Obama, trial by Fire, The New Republic

A painted portrait can be more psychologically insightful and accurate than a photograph. That is not to say that every portrait achieves this, but to bring a unique insight into the presentation of the subject is the goal.

Glen Campbell, private commission

Some subjects are more superficially compelling and “better” subjects than others, but every subject is unique and portraying anyone brings a unique challenge. When I have a chance to paint a portrait of someone I personally admire, that’s the best challenge.

portrait of my mentor, Bruce Wolfe

I try to say more in my painting than can be accomplished by a photograph.

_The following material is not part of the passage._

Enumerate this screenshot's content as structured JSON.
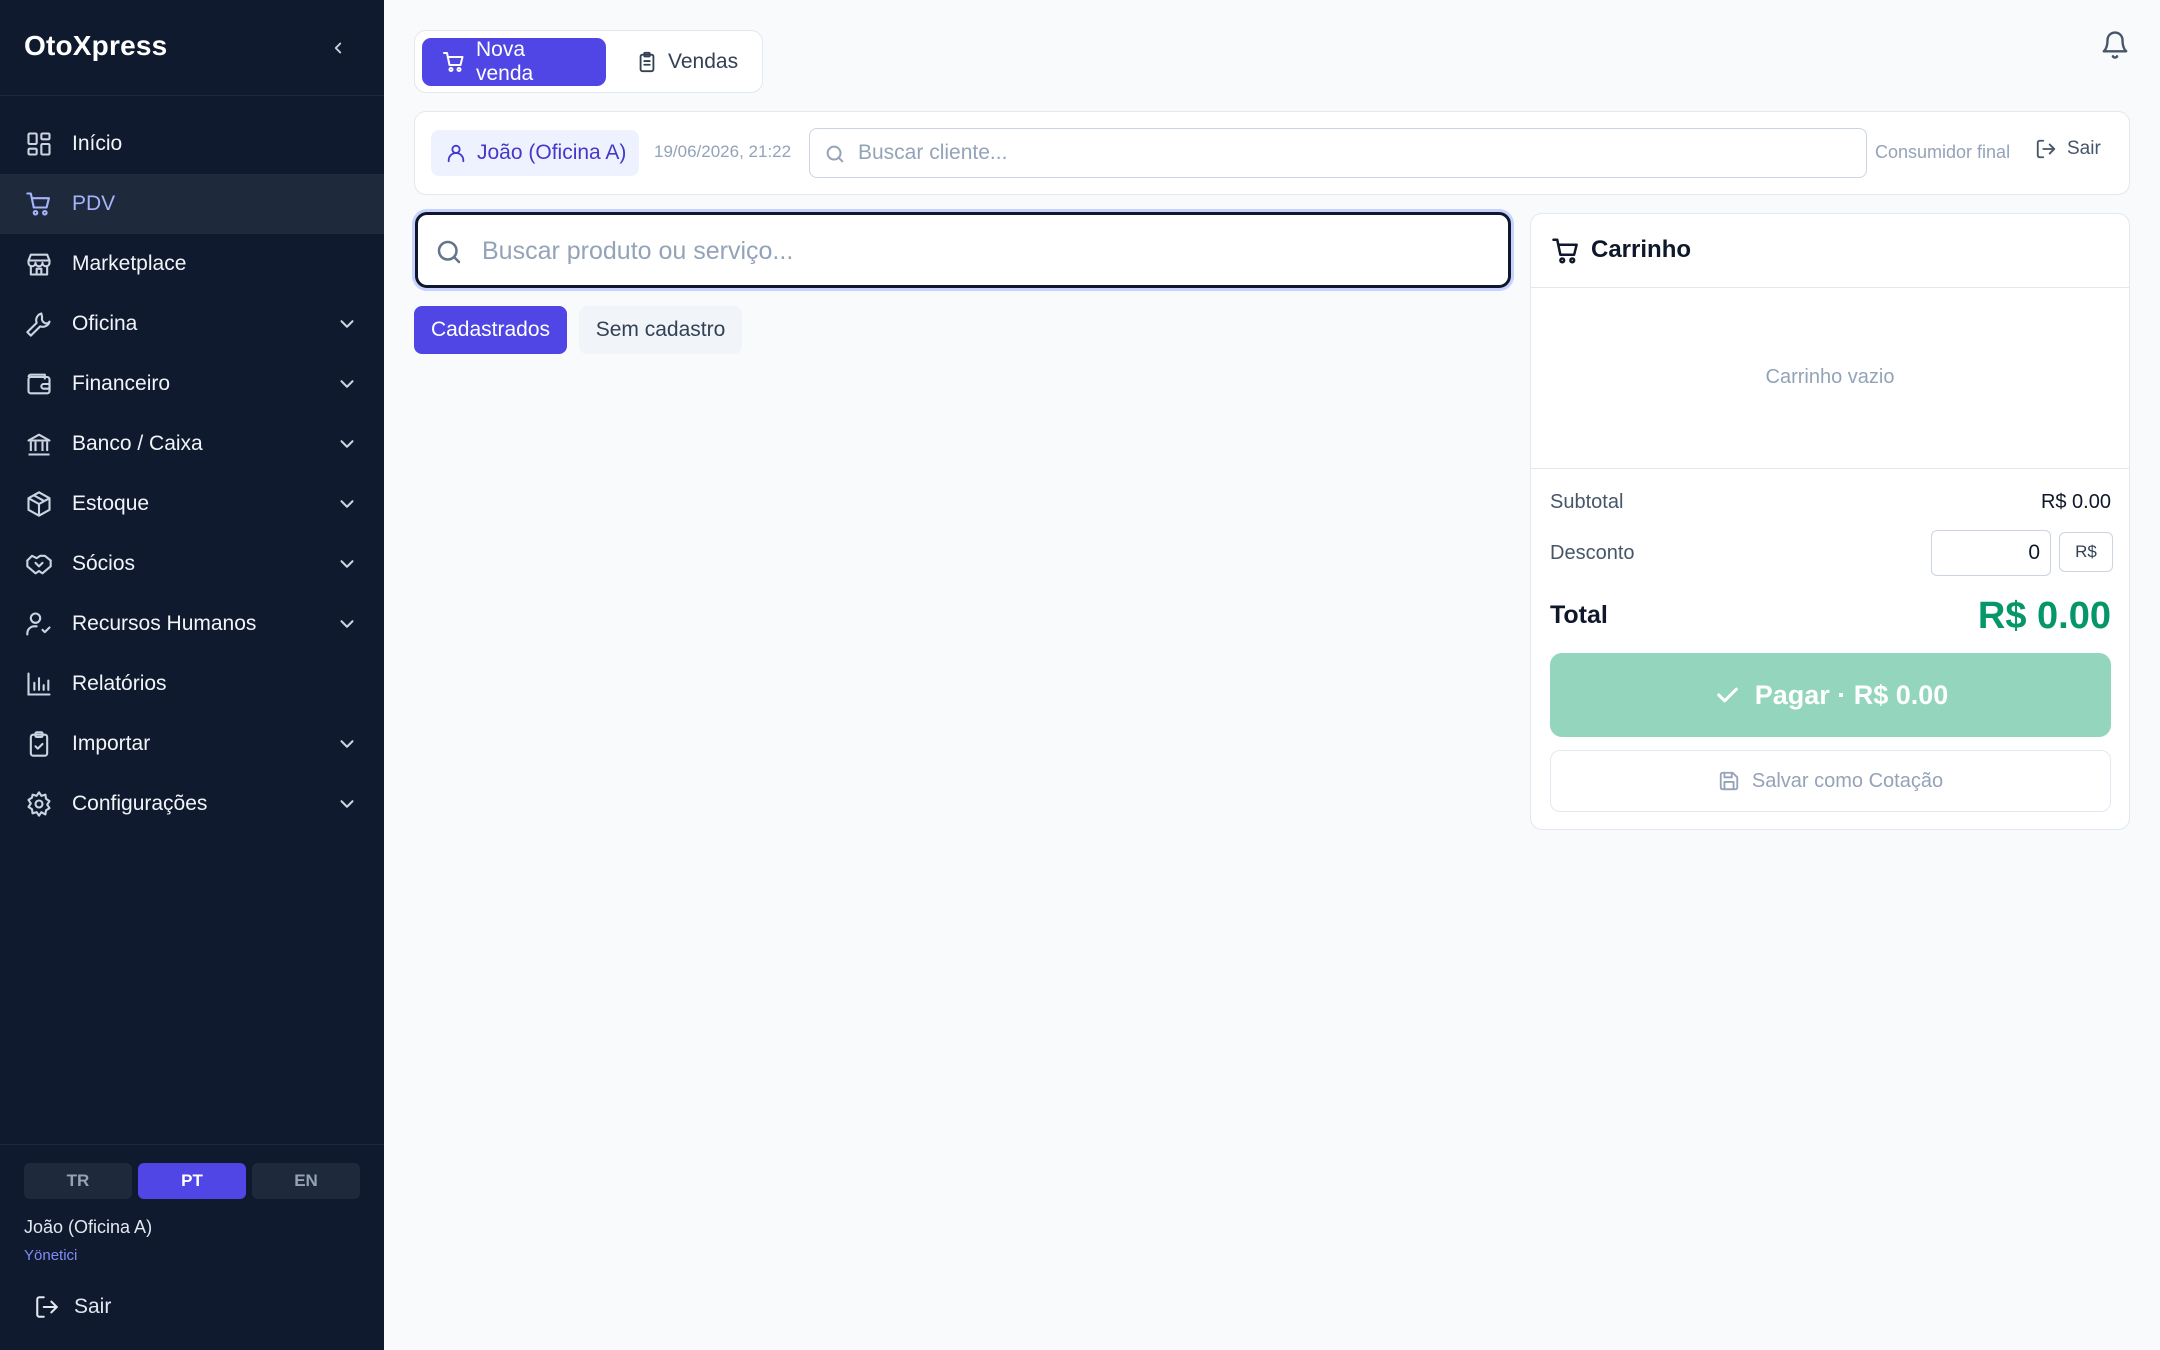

I prefer to work from life, although for illustration work  I usually work from reference photographs by necessity.

If the model is available, I always try to do at least part from life whenever possible, most often this is the case with private portrait commissions, which make up a relatively small but growing part of my work. When I use photographs, I absolutely prefer to work from those I take myself as opposed to those provided to me by other photographers or even the sitter. The act of shooting reference photographs, like painting from life,  can build a rapport and give the artist insights into the sitter. These insights can be more valuable than the actual photos because they provide an objective for the project.

Portrait of Tim Mckusker for Plansponsor, SooJin Buzelli, art director.

Looking at the model and the situation to be depicted as a whole, not just as a series of isolated technical problems is really the best way to resolve the many challenges one encounters when painting a portrait. Harmony is one of the goals, that means seeing the painting in a holistic way, so I try to work that way. Every part of making a portrait painting is challenging and all those challenges are interrelated.

The eyes effect the perception of the mouth, the mouth, effects the shape of the face, the environment, the interaction of the hands, and so on. I would say that achieving harmony overall from corner to corner is the greatest challenge, and when it all works that’s when you have the foundation of a good portrait.

Insight is the other ingredient.


Technically, I have a mantra which I teach my students, and upon which I fall back. It is “Value, Drawing, Edges”. As I tell students, those three words encapsulate most of what makes a painting work. You have to say them in order- that’s

why they are a mantra. A secondary mantra might be “Rhythm and counter-rhythm”.  A third might be “color”. But none of these are as important as bringing  some understanding of the subject and personal insight into the painting.


Some people “look different’ in photographs than they do in real life. We all know this, one thing that is important is to figure out is what makes a person look like they do, and how to get that thing into a painting. It might not be something that is apparent on their surface- that is why a photograph, however good, often captures a different reality. In a way, the painting represents a parallel perception of the model from what a photo can reveal. I am satisfied when the painting feels like the sitter to me.

That is not to say that I always accomplish this, but that is the goal.

Randy Chavez

I also of course have to make it feel like the sitter to others, including the model- that’s where it gets tricky. This is why it is best to know the model through that knowledge one gains insights and begins to see them in unique way but also in the way

that others, including the model, do.

It’s an honor and great responsibility to be given a portrait commission. It means applying all the

accumulated knowledge you have to the problem – and much of that knowledge may not be technical

“know-how” about painting process. Above all, personal insight, not technical ability, is what makes a

painting potentially great. And that’s the goal, right?